Google has all the power when it comes to search engine optimization and small businesses,” Sarah Bird, the CEO of search services firm Moz told me last year. “They set the terms of engagement and they are the only search game in town that matters. But they also provide all the benefit; Google search is the most powerful customer acquisition channel ever experienced by mankind. So, it’s complicated.”

It’s not that complicated. Google is a monopoly, and its power over small businesses becomes even more apparent when the company’s core services become unavailable. “When you own the most popular browser and you also own the most popular search engine and YouTube and Gmail and G-Suite there are just so many easy ways that you can do things that really aren’t in the best interest of the customer,” said Wil Reynolds, the founder of search firm Seer Interactive.

Think about how hard it is for small businesses to succeed at search on Google. It’s a bidding war. All the keywords are taken by others and if you want people to find your company online you’ve got to bid for the privilege. Obviously, the companies with the most resources win. That’s why the products and services sold by big corporations wind up on the first page of search results and the rest of us are relegated to pages far back in the queue.

And despite Ms. Spokeswoman’s claims, there’s no other place to go. Google has, in the past, been accused of favoring the corporate clients that spend big on their platform at the expense of small businesses. They deny these claims. I don’t believe them.

What’s also amazing is how we trust Google with our money. We pay based on “clicks” and “impressions.” Who provides these numbers? Why Google, of course. So in other words we’re being charged for our usage of a service and we have no idea how that usage is calculated, if it’s accurate or if it’s potentially fraudulent.

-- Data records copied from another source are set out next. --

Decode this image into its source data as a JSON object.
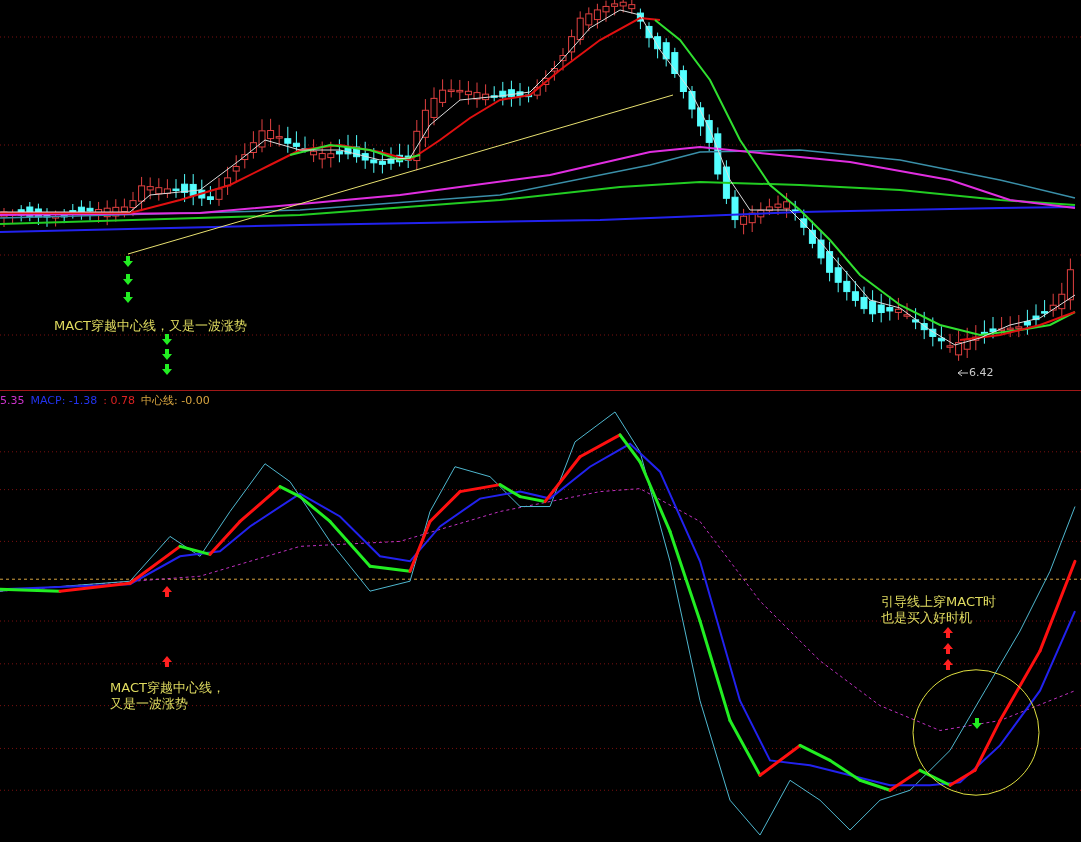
{
  "price_panel": {
    "low_label": "6.42",
    "annotations": [
      {
        "text": "MACT穿越中心线，又是一波涨势",
        "kind": "text"
      }
    ]
  },
  "indicator_legend": [
    {
      "text": "5.35",
      "color": "#cc33cc"
    },
    {
      "text": "MACP: -1.38",
      "color": "#2233ee"
    },
    {
      "text": ": 0.78",
      "color": "#dd2222"
    },
    {
      "text": "中心线: -0.00",
      "color": "#d9a640"
    }
  ],
  "indicator_panel": {
    "annotations": [
      {
        "lines": [
          "MACT穿越中心线，",
          "又是一波涨势"
        ],
        "kind": "text"
      },
      {
        "lines": [
          "引导线上穿MACT时",
          "也是买入好时机"
        ],
        "kind": "text"
      }
    ]
  }
}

Google is a publicly-held company run by executives under pressure to meet earnings forecasts. So what if those forecasts are a little behind? Why, let’s just add a few more clicks and impression, shall we? Who’s going to know? Not me. And definitely not any small business owner. Maybe it’s better to bet our money in Vegas. The odds are definitely more favorable.

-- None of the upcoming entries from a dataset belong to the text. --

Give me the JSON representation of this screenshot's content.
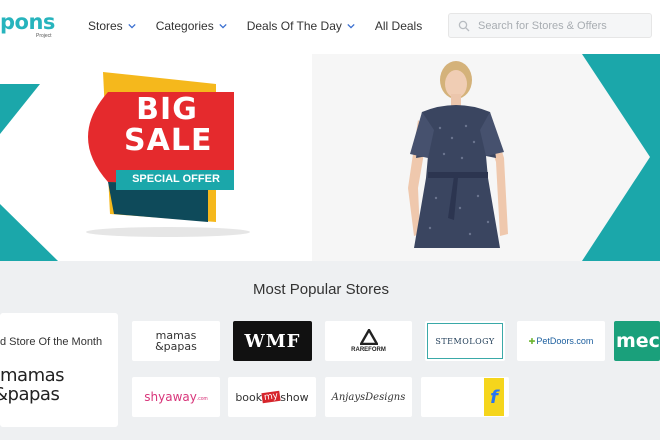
{
  "header": {
    "logo_main": "pons",
    "logo_sub": "Project",
    "nav": [
      {
        "label": "Stores",
        "dropdown": true
      },
      {
        "label": "Categories",
        "dropdown": true
      },
      {
        "label": "Deals Of The Day",
        "dropdown": true
      },
      {
        "label": "All Deals",
        "dropdown": false
      }
    ],
    "search_placeholder": "Search for Stores & Offers"
  },
  "banner": {
    "sale_word1": "BIG",
    "sale_word2": "SALE",
    "sale_offer": "SPECIAL OFFER",
    "slide_count": 3,
    "active_slide": 1,
    "colors": {
      "teal": "#1ba7aa",
      "red": "#e52a2d",
      "yellow": "#f5b81c",
      "dark_teal": "#0e4a5a"
    }
  },
  "popular": {
    "title": "Most Popular Stores",
    "featured_title": "d Store Of the Month",
    "featured_logo_line1": "mamas",
    "featured_logo_line2": "papas",
    "stores_row1": [
      {
        "name": "mamas papas",
        "line1": "mamas",
        "line2": "&papas"
      },
      {
        "name": "WMF",
        "text": "WMF"
      },
      {
        "name": "RAREFORM",
        "text": "RAREFORM"
      },
      {
        "name": "STEMOLOGY",
        "text": "STEMOLOGY"
      },
      {
        "name": "PetDoors.com",
        "text": "PetDoors.com"
      },
      {
        "name": "meci",
        "text": "meci"
      }
    ],
    "stores_row2": [
      {
        "name": "shyaway",
        "text": "shyaway",
        "suffix": ".com"
      },
      {
        "name": "bookmyshow",
        "pre": "book",
        "mid": "my",
        "post": "show"
      },
      {
        "name": "Anjays Designs",
        "text": "AnjaysDesigns"
      },
      {
        "name": "Flipkart",
        "text": "f"
      }
    ]
  }
}
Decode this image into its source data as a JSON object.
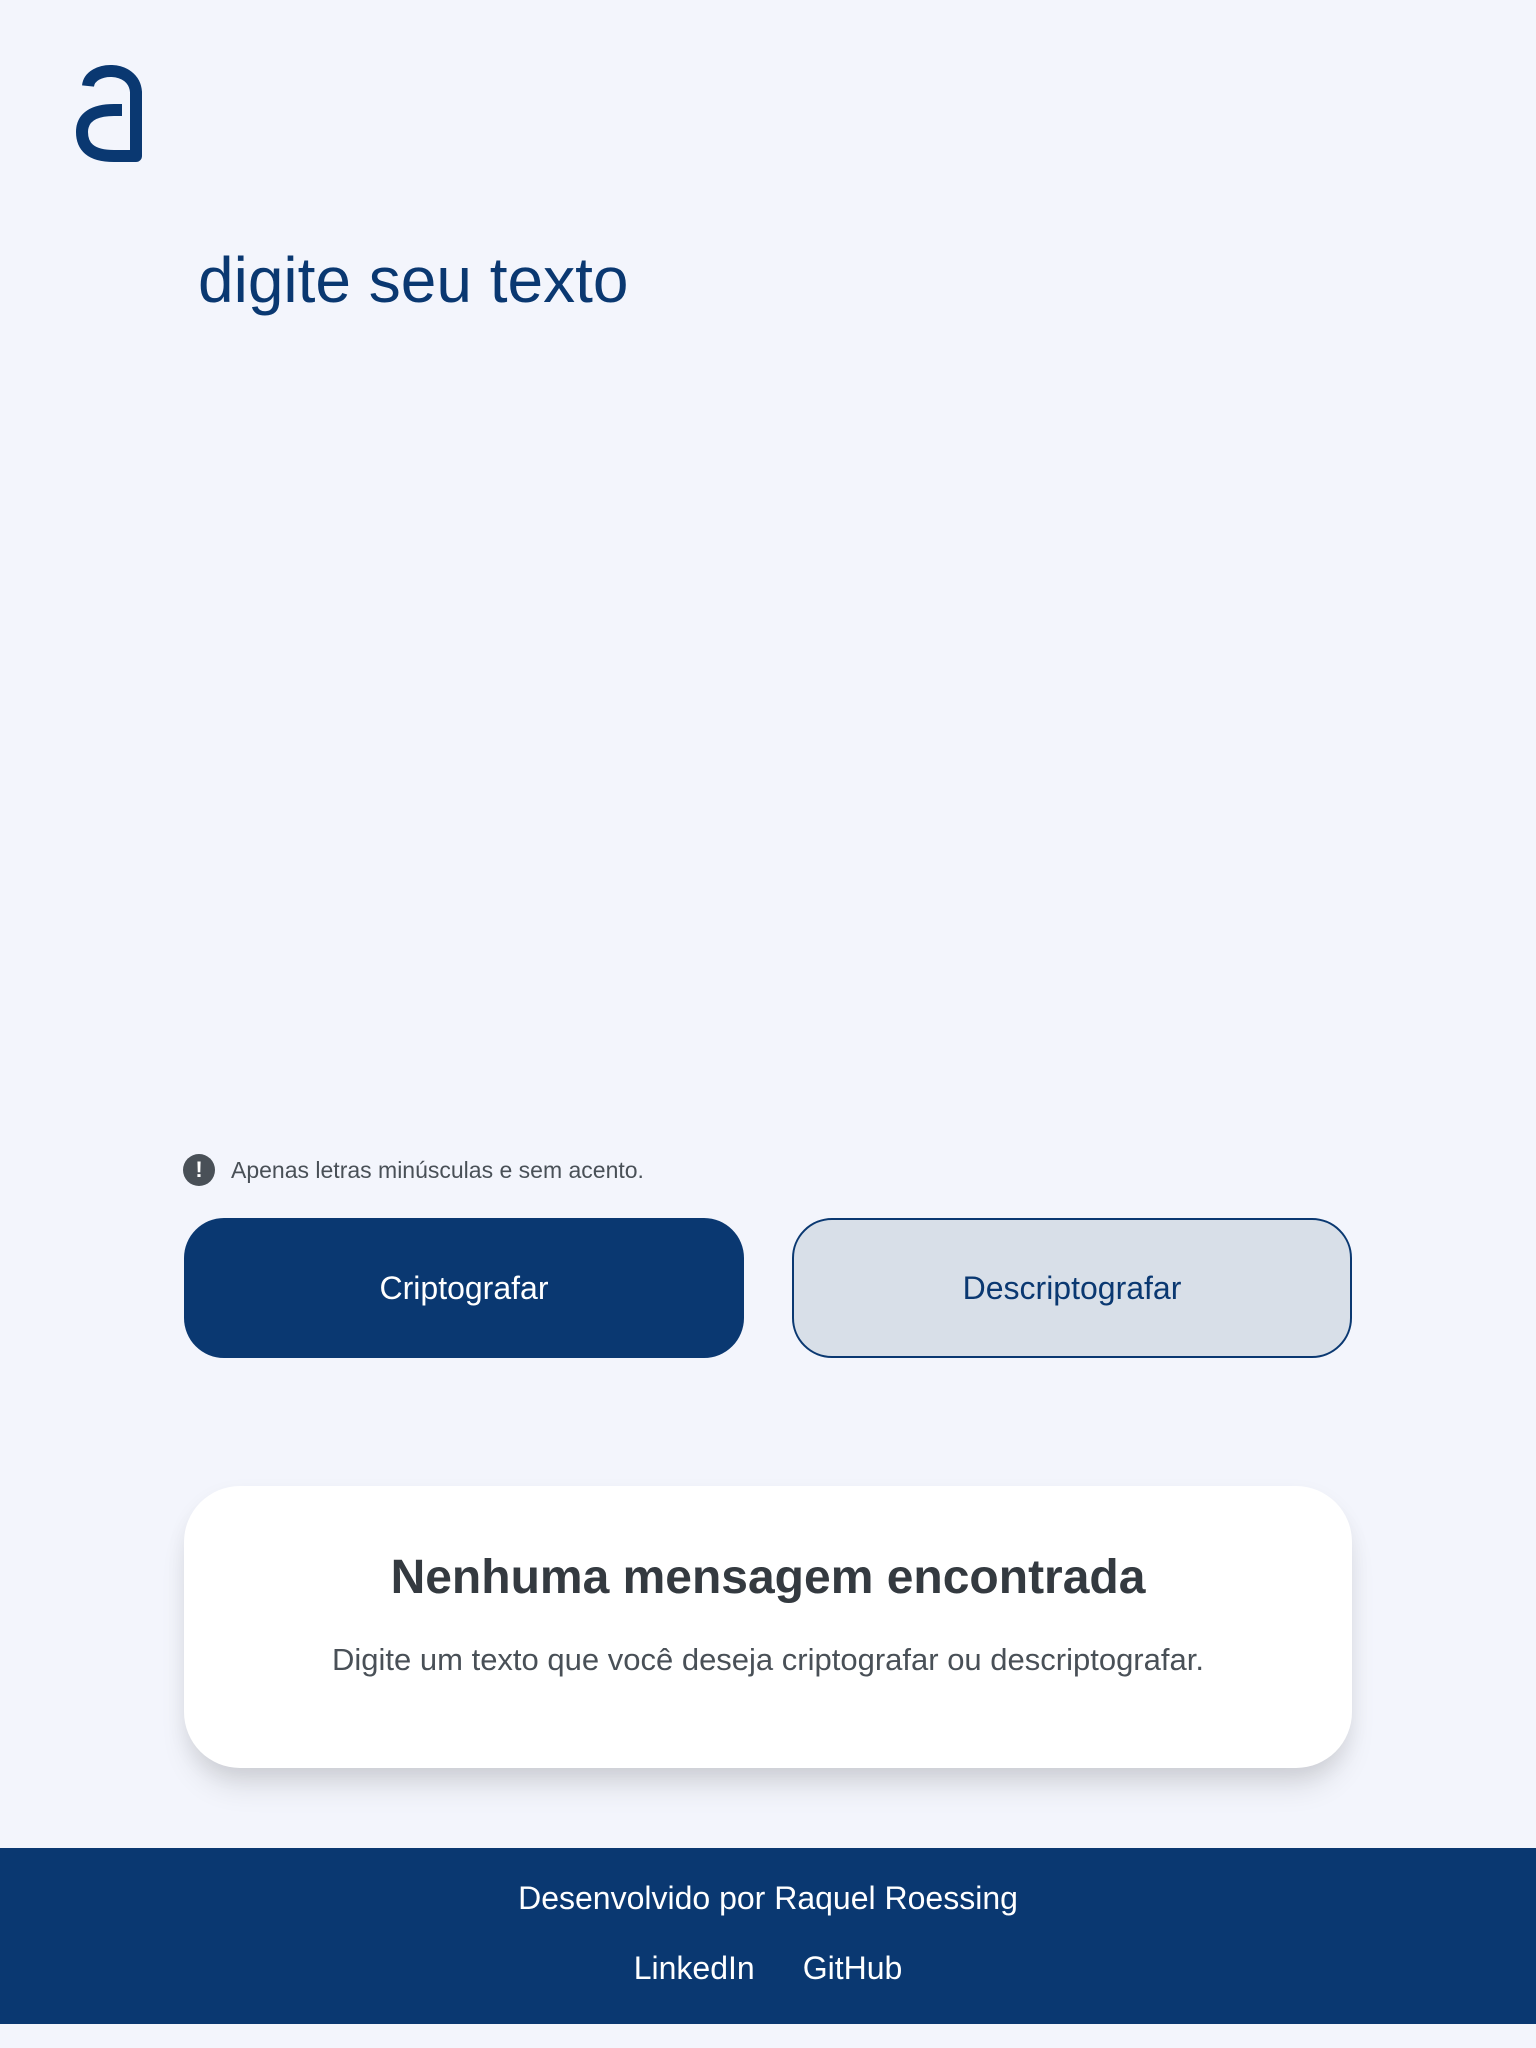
{
  "brand": {
    "logo_text": "a",
    "primary_color": "#0A3871",
    "background_color": "#F3F5FC"
  },
  "input": {
    "placeholder": "digite seu texto",
    "value": ""
  },
  "hint": {
    "icon": "exclamation-circle-icon",
    "text": "Apenas letras minúsculas e sem acento."
  },
  "actions": {
    "encrypt_label": "Criptografar",
    "decrypt_label": "Descriptografar"
  },
  "result": {
    "title": "Nenhuma mensagem encontrada",
    "description": "Digite um texto que você deseja criptografar ou descriptografar."
  },
  "footer": {
    "credit": "Desenvolvido por Raquel Roessing",
    "links": [
      {
        "label": "LinkedIn"
      },
      {
        "label": "GitHub"
      }
    ]
  }
}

So what’s the answer? Clearly a breakup. Like Standard Oil, American Tobacco and Bell Telephone Google has too much power in its hands.

Breaking it up into separate companies levels the playing field. It gives small businesses more choice for their advertising dollars and it makes us less reliant on Google’s other apps and services.

So Google goes down and the world literally stops. What else do we need to agree that this company is a monopoly?

Leave a Reply